Input data
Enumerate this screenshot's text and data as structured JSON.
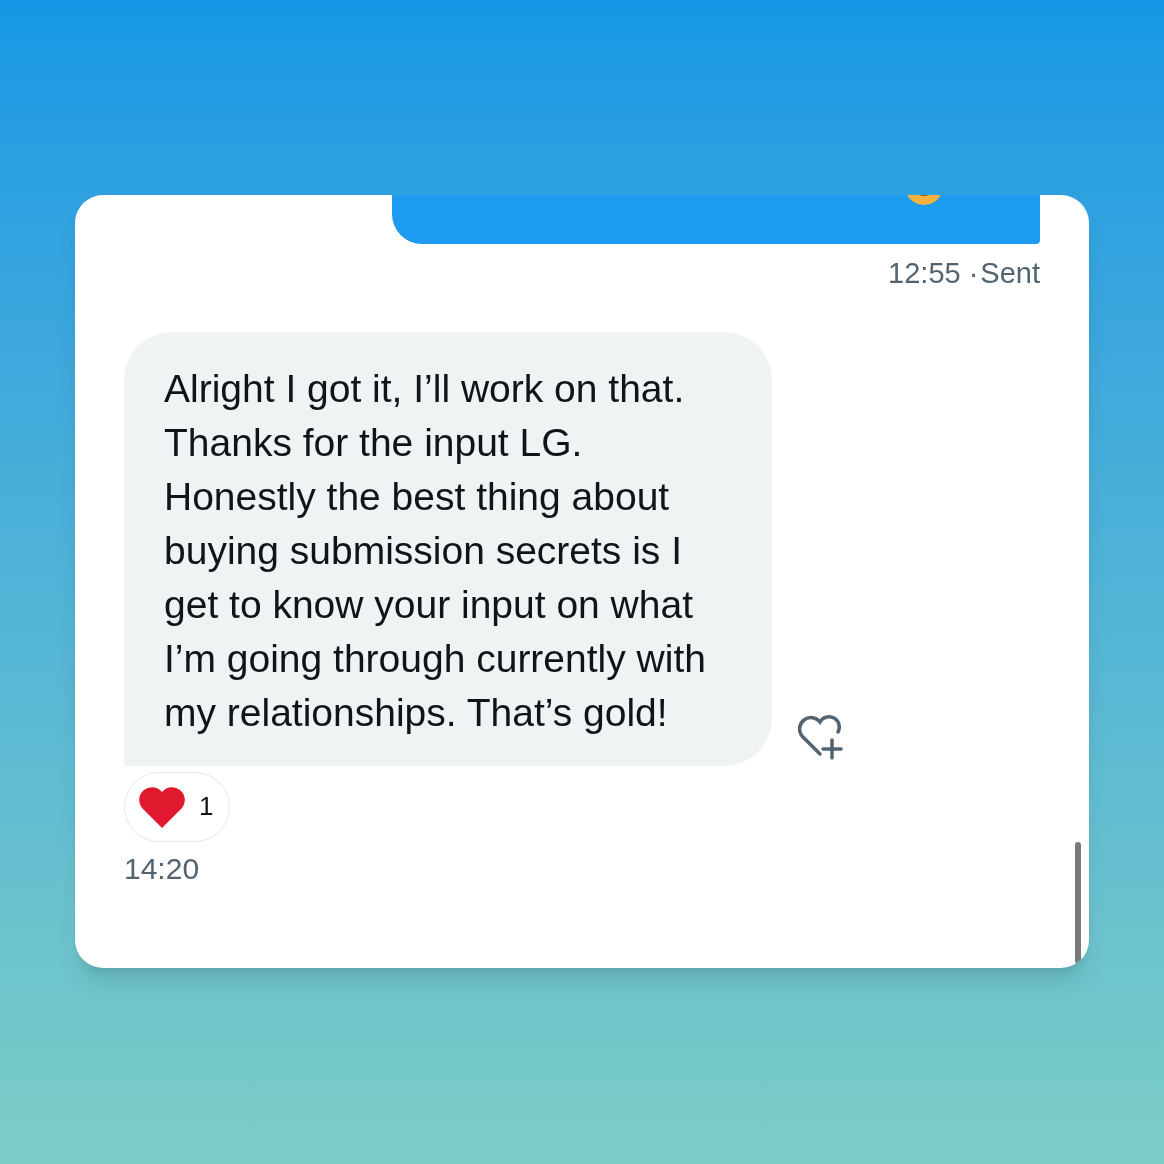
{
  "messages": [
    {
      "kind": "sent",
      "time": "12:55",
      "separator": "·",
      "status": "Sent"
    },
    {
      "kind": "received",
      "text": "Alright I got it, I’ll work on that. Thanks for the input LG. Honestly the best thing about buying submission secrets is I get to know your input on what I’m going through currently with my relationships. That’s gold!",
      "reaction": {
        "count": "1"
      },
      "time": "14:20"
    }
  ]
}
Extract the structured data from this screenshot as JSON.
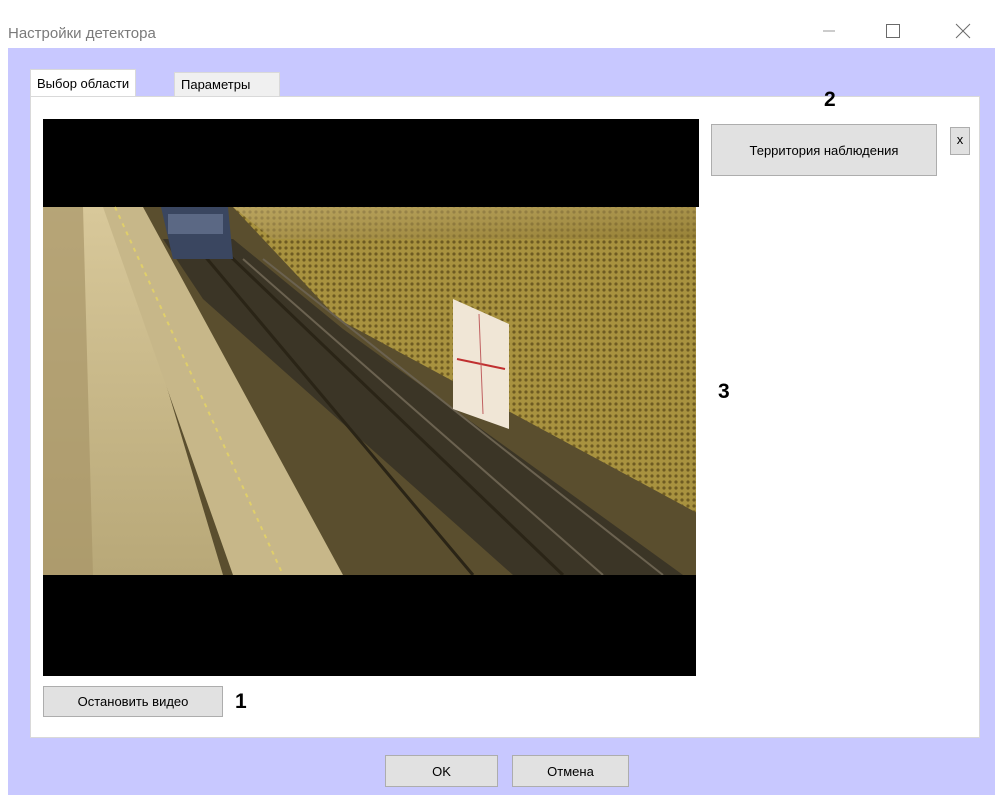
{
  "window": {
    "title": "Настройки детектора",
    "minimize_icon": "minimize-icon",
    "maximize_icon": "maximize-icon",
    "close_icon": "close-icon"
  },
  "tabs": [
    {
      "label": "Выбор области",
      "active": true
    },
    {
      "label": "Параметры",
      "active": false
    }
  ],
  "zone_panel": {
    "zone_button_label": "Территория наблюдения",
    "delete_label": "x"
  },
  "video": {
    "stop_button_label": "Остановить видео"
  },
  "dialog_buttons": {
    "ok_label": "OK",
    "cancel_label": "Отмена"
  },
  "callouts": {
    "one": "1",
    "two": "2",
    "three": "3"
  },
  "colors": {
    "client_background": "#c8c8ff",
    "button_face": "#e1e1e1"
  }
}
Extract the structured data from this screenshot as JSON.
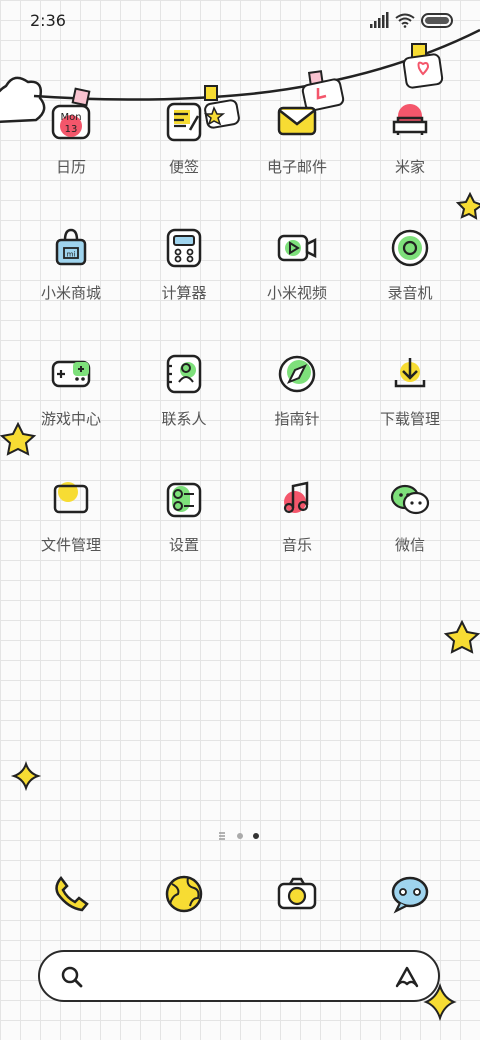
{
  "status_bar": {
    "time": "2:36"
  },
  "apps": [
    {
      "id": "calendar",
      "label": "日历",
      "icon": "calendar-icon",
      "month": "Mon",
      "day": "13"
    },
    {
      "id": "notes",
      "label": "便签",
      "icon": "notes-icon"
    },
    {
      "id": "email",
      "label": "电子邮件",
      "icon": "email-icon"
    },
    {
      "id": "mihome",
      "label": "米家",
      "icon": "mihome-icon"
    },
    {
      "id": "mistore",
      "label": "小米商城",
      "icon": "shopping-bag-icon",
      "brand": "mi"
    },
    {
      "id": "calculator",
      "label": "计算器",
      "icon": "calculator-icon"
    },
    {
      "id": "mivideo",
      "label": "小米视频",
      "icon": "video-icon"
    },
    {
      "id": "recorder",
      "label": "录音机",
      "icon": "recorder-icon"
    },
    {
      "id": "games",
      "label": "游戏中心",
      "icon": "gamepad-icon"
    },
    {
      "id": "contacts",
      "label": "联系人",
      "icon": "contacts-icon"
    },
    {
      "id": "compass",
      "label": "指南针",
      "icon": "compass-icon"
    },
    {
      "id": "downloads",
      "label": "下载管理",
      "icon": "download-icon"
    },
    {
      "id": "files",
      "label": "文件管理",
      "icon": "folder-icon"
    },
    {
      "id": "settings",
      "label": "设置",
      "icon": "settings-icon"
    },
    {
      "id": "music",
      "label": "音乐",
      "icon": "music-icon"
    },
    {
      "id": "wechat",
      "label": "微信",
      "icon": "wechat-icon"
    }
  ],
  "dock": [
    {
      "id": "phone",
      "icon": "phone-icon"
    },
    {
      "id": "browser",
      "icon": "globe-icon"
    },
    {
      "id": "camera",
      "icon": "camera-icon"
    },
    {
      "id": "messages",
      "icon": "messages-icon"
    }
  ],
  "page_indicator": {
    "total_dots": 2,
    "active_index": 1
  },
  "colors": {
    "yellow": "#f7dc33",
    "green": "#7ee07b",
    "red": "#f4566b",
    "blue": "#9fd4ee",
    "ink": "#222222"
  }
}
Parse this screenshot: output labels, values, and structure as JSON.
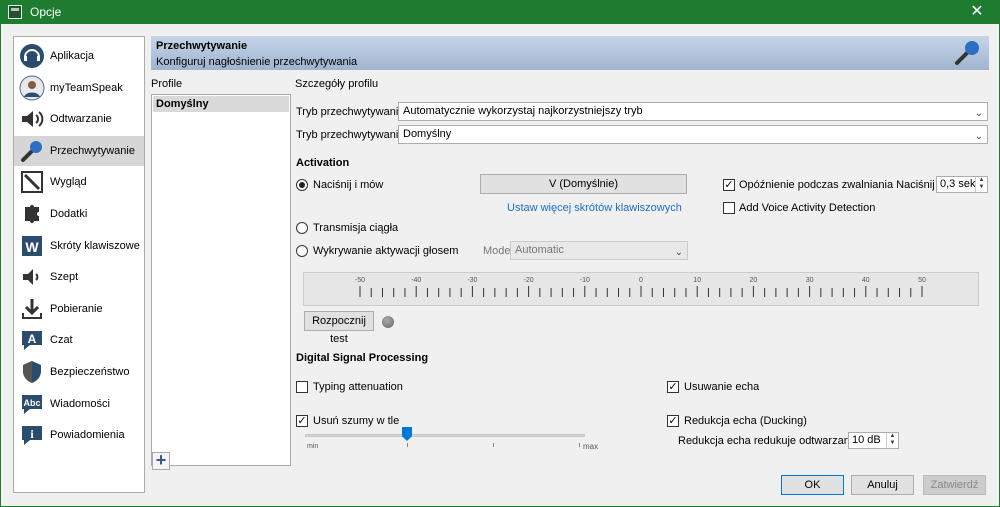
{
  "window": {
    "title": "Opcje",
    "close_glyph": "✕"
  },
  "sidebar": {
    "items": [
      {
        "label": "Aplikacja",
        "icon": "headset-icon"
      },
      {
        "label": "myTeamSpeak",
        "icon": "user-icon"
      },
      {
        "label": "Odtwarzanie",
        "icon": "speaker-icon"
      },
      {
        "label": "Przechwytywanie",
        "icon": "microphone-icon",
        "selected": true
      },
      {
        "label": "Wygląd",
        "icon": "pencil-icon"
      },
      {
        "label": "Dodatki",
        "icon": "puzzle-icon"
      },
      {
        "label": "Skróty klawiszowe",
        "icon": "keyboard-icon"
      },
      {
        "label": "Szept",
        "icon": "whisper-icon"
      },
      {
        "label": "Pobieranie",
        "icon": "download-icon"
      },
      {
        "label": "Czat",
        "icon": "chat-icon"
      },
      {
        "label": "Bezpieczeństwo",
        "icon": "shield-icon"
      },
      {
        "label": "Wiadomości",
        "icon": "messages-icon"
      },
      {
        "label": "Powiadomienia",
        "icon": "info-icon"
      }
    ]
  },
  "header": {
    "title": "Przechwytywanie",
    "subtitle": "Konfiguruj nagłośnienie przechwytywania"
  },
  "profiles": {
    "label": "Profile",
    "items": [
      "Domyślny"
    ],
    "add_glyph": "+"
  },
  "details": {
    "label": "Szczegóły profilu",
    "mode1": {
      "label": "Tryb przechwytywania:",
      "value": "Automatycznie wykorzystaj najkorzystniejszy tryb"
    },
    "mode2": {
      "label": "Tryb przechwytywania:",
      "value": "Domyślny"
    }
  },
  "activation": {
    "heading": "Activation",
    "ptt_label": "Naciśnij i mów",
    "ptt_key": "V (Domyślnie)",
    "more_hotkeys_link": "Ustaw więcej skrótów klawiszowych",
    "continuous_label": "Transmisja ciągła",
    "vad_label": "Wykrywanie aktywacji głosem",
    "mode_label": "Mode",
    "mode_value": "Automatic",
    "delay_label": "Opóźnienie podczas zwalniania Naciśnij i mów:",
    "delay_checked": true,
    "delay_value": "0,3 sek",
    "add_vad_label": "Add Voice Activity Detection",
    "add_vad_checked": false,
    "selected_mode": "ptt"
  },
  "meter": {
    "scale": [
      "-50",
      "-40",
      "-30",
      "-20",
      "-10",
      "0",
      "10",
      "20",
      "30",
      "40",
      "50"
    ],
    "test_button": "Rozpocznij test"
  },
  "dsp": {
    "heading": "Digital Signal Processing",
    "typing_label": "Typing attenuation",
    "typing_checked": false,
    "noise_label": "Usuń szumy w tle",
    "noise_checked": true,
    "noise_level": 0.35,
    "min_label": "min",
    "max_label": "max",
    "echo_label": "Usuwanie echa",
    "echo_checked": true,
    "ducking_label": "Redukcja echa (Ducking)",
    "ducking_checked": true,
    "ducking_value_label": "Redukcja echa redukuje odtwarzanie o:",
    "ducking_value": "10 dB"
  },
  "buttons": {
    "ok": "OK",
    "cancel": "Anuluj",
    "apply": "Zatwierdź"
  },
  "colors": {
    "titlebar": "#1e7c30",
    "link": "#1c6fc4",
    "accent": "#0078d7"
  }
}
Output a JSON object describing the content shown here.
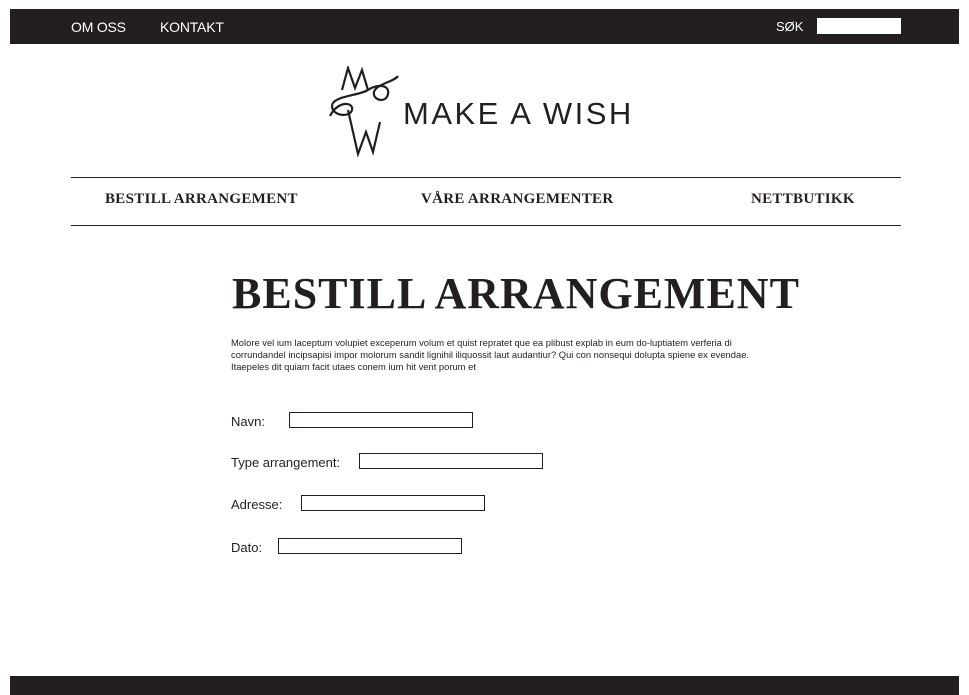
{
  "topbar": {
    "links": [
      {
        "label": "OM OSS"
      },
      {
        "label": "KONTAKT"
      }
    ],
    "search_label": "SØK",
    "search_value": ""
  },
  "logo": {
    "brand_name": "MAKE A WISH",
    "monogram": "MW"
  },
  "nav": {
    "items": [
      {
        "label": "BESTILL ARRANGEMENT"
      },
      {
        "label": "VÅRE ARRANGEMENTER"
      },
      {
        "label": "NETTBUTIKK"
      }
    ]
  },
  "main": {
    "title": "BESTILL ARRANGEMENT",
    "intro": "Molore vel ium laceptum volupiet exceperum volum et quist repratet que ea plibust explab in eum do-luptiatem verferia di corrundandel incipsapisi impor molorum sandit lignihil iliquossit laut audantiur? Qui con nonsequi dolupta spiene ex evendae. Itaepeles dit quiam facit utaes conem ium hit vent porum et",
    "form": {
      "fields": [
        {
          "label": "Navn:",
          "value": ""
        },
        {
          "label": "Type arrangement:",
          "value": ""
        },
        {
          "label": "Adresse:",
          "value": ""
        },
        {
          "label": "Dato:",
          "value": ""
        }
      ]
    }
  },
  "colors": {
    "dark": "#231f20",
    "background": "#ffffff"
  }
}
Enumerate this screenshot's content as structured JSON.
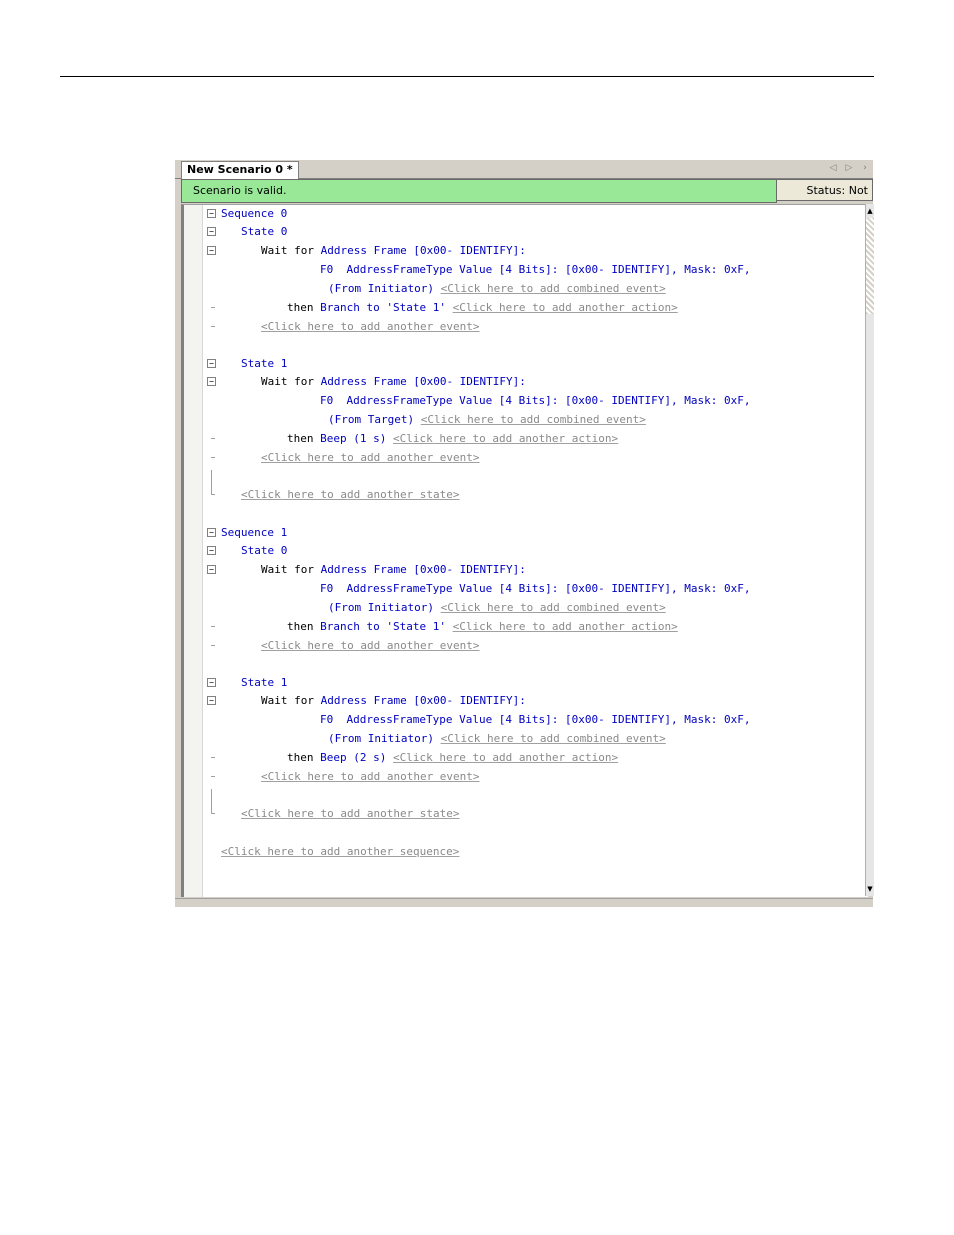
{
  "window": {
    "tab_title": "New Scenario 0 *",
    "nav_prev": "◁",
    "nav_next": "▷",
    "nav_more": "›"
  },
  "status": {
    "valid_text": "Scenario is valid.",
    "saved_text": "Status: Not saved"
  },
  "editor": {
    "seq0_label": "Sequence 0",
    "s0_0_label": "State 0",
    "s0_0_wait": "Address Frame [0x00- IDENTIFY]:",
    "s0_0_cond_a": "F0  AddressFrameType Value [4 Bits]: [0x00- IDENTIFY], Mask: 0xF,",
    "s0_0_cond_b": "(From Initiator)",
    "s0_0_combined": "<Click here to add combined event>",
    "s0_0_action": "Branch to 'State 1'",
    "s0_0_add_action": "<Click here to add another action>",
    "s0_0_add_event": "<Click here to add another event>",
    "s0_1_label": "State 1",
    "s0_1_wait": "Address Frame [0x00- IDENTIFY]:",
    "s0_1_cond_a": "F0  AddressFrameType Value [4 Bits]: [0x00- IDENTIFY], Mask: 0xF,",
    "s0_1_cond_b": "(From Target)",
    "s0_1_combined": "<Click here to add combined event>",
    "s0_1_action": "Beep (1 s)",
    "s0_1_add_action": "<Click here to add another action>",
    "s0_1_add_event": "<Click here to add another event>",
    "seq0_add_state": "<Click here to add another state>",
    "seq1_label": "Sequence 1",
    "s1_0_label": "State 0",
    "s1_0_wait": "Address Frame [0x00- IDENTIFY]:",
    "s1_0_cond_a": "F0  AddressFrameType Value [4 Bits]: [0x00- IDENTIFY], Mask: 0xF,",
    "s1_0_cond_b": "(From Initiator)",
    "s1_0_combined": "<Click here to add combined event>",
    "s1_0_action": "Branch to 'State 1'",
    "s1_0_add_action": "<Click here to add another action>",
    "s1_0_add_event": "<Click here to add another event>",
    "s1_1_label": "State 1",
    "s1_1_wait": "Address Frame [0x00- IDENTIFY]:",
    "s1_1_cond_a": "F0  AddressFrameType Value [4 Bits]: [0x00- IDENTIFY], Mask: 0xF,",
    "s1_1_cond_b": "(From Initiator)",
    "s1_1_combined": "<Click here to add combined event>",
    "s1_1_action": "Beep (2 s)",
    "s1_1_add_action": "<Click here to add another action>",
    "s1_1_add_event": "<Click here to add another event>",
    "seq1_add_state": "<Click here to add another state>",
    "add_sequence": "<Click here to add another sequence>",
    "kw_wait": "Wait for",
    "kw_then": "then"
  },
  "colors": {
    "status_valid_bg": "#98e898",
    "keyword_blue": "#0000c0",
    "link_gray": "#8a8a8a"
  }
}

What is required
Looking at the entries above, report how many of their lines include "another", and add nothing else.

Solution to the exercise
11